The answer must consist of every line in the data that contains "name".
● ● ● ●
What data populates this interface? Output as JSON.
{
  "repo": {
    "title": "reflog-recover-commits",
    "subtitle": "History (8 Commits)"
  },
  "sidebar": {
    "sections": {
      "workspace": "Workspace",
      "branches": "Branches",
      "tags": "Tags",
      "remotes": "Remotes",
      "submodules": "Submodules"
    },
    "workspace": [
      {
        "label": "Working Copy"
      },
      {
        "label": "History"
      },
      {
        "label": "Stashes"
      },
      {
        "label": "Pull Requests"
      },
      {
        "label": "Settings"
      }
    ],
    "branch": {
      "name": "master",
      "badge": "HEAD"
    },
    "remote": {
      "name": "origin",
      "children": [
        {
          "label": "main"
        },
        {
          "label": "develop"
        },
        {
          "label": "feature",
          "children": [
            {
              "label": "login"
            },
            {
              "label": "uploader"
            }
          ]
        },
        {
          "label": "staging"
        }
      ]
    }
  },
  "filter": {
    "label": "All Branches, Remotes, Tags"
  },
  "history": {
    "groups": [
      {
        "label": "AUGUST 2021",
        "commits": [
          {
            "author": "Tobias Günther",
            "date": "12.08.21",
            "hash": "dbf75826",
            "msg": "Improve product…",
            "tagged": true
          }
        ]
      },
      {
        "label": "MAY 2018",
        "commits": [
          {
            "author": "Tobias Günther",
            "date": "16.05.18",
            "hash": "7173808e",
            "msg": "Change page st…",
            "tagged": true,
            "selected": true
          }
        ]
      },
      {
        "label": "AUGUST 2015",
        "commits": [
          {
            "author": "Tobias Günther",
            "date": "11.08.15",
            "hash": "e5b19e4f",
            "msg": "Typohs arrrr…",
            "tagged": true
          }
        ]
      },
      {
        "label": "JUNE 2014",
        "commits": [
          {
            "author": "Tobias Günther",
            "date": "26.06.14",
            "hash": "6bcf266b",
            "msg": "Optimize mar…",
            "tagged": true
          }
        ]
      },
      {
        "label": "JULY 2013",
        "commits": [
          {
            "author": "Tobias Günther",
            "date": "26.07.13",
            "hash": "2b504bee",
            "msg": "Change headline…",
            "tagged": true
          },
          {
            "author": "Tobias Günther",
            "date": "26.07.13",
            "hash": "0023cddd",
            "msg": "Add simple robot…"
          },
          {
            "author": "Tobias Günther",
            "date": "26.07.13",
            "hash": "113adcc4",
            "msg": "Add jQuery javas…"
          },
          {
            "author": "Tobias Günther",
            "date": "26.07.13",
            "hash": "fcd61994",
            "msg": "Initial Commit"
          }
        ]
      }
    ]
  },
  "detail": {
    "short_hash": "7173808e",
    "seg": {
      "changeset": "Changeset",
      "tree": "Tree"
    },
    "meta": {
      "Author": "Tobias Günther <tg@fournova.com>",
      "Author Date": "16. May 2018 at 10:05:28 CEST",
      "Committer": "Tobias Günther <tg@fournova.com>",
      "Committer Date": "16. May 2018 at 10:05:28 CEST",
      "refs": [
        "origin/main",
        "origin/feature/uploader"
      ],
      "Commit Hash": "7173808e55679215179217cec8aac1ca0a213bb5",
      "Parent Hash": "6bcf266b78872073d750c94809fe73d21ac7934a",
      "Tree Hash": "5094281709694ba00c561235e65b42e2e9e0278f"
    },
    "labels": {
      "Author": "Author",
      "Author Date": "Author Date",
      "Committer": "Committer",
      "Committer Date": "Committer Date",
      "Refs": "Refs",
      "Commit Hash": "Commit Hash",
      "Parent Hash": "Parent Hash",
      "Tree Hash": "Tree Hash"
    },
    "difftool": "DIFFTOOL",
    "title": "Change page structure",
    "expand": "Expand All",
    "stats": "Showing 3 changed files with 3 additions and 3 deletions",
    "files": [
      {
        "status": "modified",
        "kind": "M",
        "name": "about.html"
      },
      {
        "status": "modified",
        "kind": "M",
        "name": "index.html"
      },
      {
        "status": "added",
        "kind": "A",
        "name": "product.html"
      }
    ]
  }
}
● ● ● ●
Result of the exercise
      "name": "master",
      "name": "origin",
        "name": "about.html"
        "name": "index.html"
        "name": "product.html"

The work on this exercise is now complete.